Exercise instructions: Give back all of the data unchanged. Keep every word as it is.
[Opening Provided data section]
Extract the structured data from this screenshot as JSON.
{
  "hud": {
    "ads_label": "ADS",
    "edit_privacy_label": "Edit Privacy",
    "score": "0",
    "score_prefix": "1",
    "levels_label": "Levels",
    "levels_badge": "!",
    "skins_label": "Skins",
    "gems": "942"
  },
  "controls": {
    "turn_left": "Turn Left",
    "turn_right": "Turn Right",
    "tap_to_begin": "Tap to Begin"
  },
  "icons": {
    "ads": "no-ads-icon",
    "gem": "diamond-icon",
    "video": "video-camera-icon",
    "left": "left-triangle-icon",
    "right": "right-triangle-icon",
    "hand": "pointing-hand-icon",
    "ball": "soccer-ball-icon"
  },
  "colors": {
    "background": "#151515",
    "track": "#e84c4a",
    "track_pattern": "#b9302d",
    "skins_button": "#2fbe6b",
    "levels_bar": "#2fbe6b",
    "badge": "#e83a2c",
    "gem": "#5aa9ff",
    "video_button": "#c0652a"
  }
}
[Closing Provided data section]
Final answer:
Extract the structured data from this screenshot as JSON.
{
  "hud": {
    "ads_label": "ADS",
    "edit_privacy_label": "Edit Privacy",
    "score": "0",
    "score_prefix": "1",
    "levels_label": "Levels",
    "levels_badge": "!",
    "skins_label": "Skins",
    "gems": "942"
  },
  "controls": {
    "turn_left": "Turn Left",
    "turn_right": "Turn Right",
    "tap_to_begin": "Tap to Begin"
  },
  "icons": {
    "ads": "no-ads-icon",
    "gem": "diamond-icon",
    "video": "video-camera-icon",
    "left": "left-triangle-icon",
    "right": "right-triangle-icon",
    "hand": "pointing-hand-icon",
    "ball": "soccer-ball-icon"
  },
  "colors": {
    "background": "#151515",
    "track": "#e84c4a",
    "track_pattern": "#b9302d",
    "skins_button": "#2fbe6b",
    "levels_bar": "#2fbe6b",
    "badge": "#e83a2c",
    "gem": "#5aa9ff",
    "video_button": "#c0652a"
  }
}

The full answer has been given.